**WHAT IS REQUIRED**
The answer should match the entries that follow exactly, except that no image appears in it.

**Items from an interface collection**
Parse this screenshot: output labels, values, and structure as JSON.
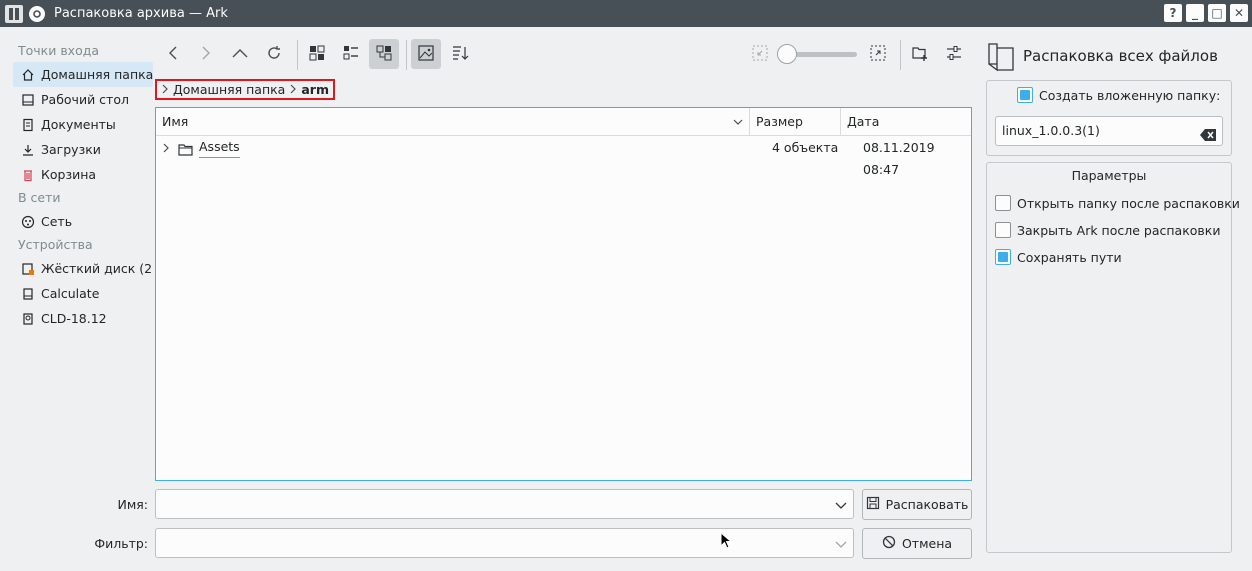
{
  "window": {
    "title": "Распаковка архива — Ark",
    "buttons": [
      "?",
      "_",
      "□",
      "✕"
    ]
  },
  "sidebar": {
    "sections": [
      {
        "heading": "Точки входа",
        "items": [
          {
            "label": "Домашняя папка",
            "icon": "home-icon",
            "selected": true
          },
          {
            "label": "Рабочий стол",
            "icon": "desktop-icon"
          },
          {
            "label": "Документы",
            "icon": "documents-icon"
          },
          {
            "label": "Загрузки",
            "icon": "downloads-icon"
          },
          {
            "label": "Корзина",
            "icon": "trash-icon"
          }
        ]
      },
      {
        "heading": "В сети",
        "items": [
          {
            "label": "Сеть",
            "icon": "network-icon"
          }
        ]
      },
      {
        "heading": "Устройства",
        "items": [
          {
            "label": "Жёсткий диск (2...",
            "icon": "harddisk-icon"
          },
          {
            "label": "Calculate",
            "icon": "drive-icon"
          },
          {
            "label": "CLD-18.12",
            "icon": "optical-disc-icon"
          }
        ]
      }
    ]
  },
  "toolbar": {
    "icons": [
      "back-icon",
      "forward-icon",
      "up-icon",
      "reload-icon",
      "icon-view-icon",
      "compact-view-icon",
      "tree-view-icon",
      "preview-icon",
      "sort-icon",
      "zoom-out-icon",
      "zoom-in-icon",
      "new-folder-icon",
      "options-icon"
    ],
    "active": [
      "tree-view-icon",
      "preview-icon"
    ]
  },
  "breadcrumb": {
    "parent": "Домашняя папка",
    "current": "arm"
  },
  "fileview": {
    "columns": {
      "name": "Имя",
      "size": "Размер",
      "date": "Дата"
    },
    "rows": [
      {
        "name": "Assets",
        "size": "4 объекта",
        "date": "08.11.2019 08:47"
      }
    ]
  },
  "bottom": {
    "name_label": "Имя:",
    "name_value": "",
    "filter_label": "Фильтр:",
    "filter_value": "",
    "extract_button": "Распаковать",
    "cancel_button": "Отмена"
  },
  "right_panel": {
    "title": "Распаковка всех файлов",
    "create_subfolder_label": "Создать вложенную папку:",
    "create_subfolder_checked": true,
    "subfolder_value": "linux_1.0.0.3(1)",
    "params_title": "Параметры",
    "options": [
      {
        "label": "Открыть папку после распаковки",
        "checked": false
      },
      {
        "label": "Закрыть Ark после распаковки",
        "checked": false
      },
      {
        "label": "Сохранять пути",
        "checked": true
      }
    ]
  },
  "colors": {
    "accent": "#3daee9",
    "titlebar": "#475057",
    "highlight_border": "#e0161c"
  }
}
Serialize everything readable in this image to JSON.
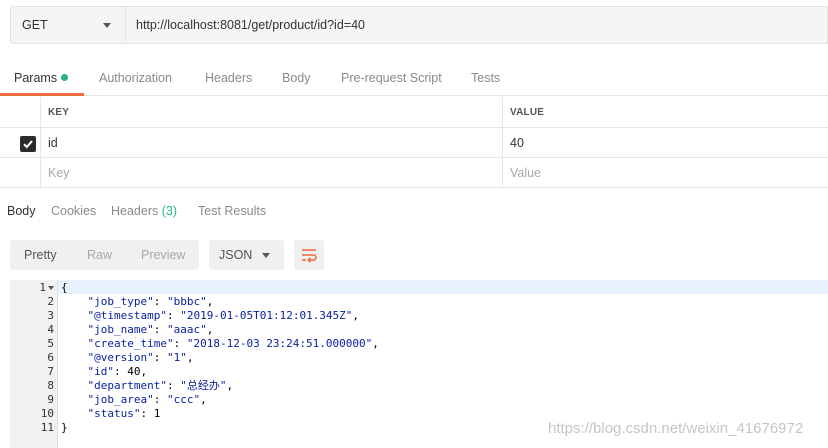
{
  "request": {
    "method": "GET",
    "url": "http://localhost:8081/get/product/id?id=40"
  },
  "request_tabs": [
    {
      "label": "Params",
      "active": true
    },
    {
      "label": "Authorization"
    },
    {
      "label": "Headers"
    },
    {
      "label": "Body"
    },
    {
      "label": "Pre-request Script"
    },
    {
      "label": "Tests"
    }
  ],
  "params": {
    "headers": {
      "key": "KEY",
      "value": "VALUE"
    },
    "rows": [
      {
        "checked": true,
        "key": "id",
        "value": "40"
      }
    ],
    "placeholder": {
      "key": "Key",
      "value": "Value"
    }
  },
  "response_tabs": [
    {
      "label": "Body",
      "active": true
    },
    {
      "label": "Cookies"
    },
    {
      "label": "Headers",
      "count": "(3)"
    },
    {
      "label": "Test Results"
    }
  ],
  "body_toolbar": {
    "views": [
      "Pretty",
      "Raw",
      "Preview"
    ],
    "active_view": "Pretty",
    "format": "JSON"
  },
  "response_lines": [
    {
      "n": "1",
      "text": "{"
    },
    {
      "n": "2",
      "text": "    \"job_type\": \"bbbc\","
    },
    {
      "n": "3",
      "text": "    \"@timestamp\": \"2019-01-05T01:12:01.345Z\","
    },
    {
      "n": "4",
      "text": "    \"job_name\": \"aaac\","
    },
    {
      "n": "5",
      "text": "    \"create_time\": \"2018-12-03 23:24:51.000000\","
    },
    {
      "n": "6",
      "text": "    \"@version\": \"1\","
    },
    {
      "n": "7",
      "text": "    \"id\": 40,"
    },
    {
      "n": "8",
      "text": "    \"department\": \"总经办\","
    },
    {
      "n": "9",
      "text": "    \"job_area\": \"ccc\","
    },
    {
      "n": "10",
      "text": "    \"status\": 1"
    },
    {
      "n": "11",
      "text": "}"
    }
  ],
  "watermark": "https://blog.csdn.net/weixin_41676972",
  "colors": {
    "accent": "#f26b3a",
    "success": "#26b47f",
    "code_key": "#0a22a0"
  }
}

**WORKED SOLUTION**
Parse this screenshot: output labels, values, and structure as JSON.
{
  "window": {
    "title": "Распаковка архива — Ark",
    "buttons": [
      "?",
      "_",
      "□",
      "✕"
    ]
  },
  "sidebar": {
    "sections": [
      {
        "heading": "Точки входа",
        "items": [
          {
            "label": "Домашняя папка",
            "icon": "home-icon",
            "selected": true
          },
          {
            "label": "Рабочий стол",
            "icon": "desktop-icon"
          },
          {
            "label": "Документы",
            "icon": "documents-icon"
          },
          {
            "label": "Загрузки",
            "icon": "downloads-icon"
          },
          {
            "label": "Корзина",
            "icon": "trash-icon"
          }
        ]
      },
      {
        "heading": "В сети",
        "items": [
          {
            "label": "Сеть",
            "icon": "network-icon"
          }
        ]
      },
      {
        "heading": "Устройства",
        "items": [
          {
            "label": "Жёсткий диск (2...",
            "icon": "harddisk-icon"
          },
          {
            "label": "Calculate",
            "icon": "drive-icon"
          },
          {
            "label": "CLD-18.12",
            "icon": "optical-disc-icon"
          }
        ]
      }
    ]
  },
  "toolbar": {
    "icons": [
      "back-icon",
      "forward-icon",
      "up-icon",
      "reload-icon",
      "icon-view-icon",
      "compact-view-icon",
      "tree-view-icon",
      "preview-icon",
      "sort-icon",
      "zoom-out-icon",
      "zoom-in-icon",
      "new-folder-icon",
      "options-icon"
    ],
    "active": [
      "tree-view-icon",
      "preview-icon"
    ]
  },
  "breadcrumb": {
    "parent": "Домашняя папка",
    "current": "arm"
  },
  "fileview": {
    "columns": {
      "name": "Имя",
      "size": "Размер",
      "date": "Дата"
    },
    "rows": [
      {
        "name": "Assets",
        "size": "4 объекта",
        "date": "08.11.2019 08:47"
      }
    ]
  },
  "bottom": {
    "name_label": "Имя:",
    "name_value": "",
    "filter_label": "Фильтр:",
    "filter_value": "",
    "extract_button": "Распаковать",
    "cancel_button": "Отмена"
  },
  "right_panel": {
    "title": "Распаковка всех файлов",
    "create_subfolder_label": "Создать вложенную папку:",
    "create_subfolder_checked": true,
    "subfolder_value": "linux_1.0.0.3(1)",
    "params_title": "Параметры",
    "options": [
      {
        "label": "Открыть папку после распаковки",
        "checked": false
      },
      {
        "label": "Закрыть Ark после распаковки",
        "checked": false
      },
      {
        "label": "Сохранять пути",
        "checked": true
      }
    ]
  },
  "colors": {
    "accent": "#3daee9",
    "titlebar": "#475057",
    "highlight_border": "#e0161c"
  }
}
Serialize everything readable in this image to JSON.
{
  "request": {
    "method": "GET",
    "url": "http://localhost:8081/get/product/id?id=40"
  },
  "request_tabs": [
    {
      "label": "Params",
      "active": true
    },
    {
      "label": "Authorization"
    },
    {
      "label": "Headers"
    },
    {
      "label": "Body"
    },
    {
      "label": "Pre-request Script"
    },
    {
      "label": "Tests"
    }
  ],
  "params": {
    "headers": {
      "key": "KEY",
      "value": "VALUE"
    },
    "rows": [
      {
        "checked": true,
        "key": "id",
        "value": "40"
      }
    ],
    "placeholder": {
      "key": "Key",
      "value": "Value"
    }
  },
  "response_tabs": [
    {
      "label": "Body",
      "active": true
    },
    {
      "label": "Cookies"
    },
    {
      "label": "Headers",
      "count": "(3)"
    },
    {
      "label": "Test Results"
    }
  ],
  "body_toolbar": {
    "views": [
      "Pretty",
      "Raw",
      "Preview"
    ],
    "active_view": "Pretty",
    "format": "JSON"
  },
  "response_lines": [
    {
      "n": "1",
      "text": "{"
    },
    {
      "n": "2",
      "text": "    \"job_type\": \"bbbc\","
    },
    {
      "n": "3",
      "text": "    \"@timestamp\": \"2019-01-05T01:12:01.345Z\","
    },
    {
      "n": "4",
      "text": "    \"job_name\": \"aaac\","
    },
    {
      "n": "5",
      "text": "    \"create_time\": \"2018-12-03 23:24:51.000000\","
    },
    {
      "n": "6",
      "text": "    \"@version\": \"1\","
    },
    {
      "n": "7",
      "text": "    \"id\": 40,"
    },
    {
      "n": "8",
      "text": "    \"department\": \"总经办\","
    },
    {
      "n": "9",
      "text": "    \"job_area\": \"ccc\","
    },
    {
      "n": "10",
      "text": "    \"status\": 1"
    },
    {
      "n": "11",
      "text": "}"
    }
  ],
  "watermark": "https://blog.csdn.net/weixin_41676972",
  "colors": {
    "accent": "#f26b3a",
    "success": "#26b47f",
    "code_key": "#0a22a0"
  }
}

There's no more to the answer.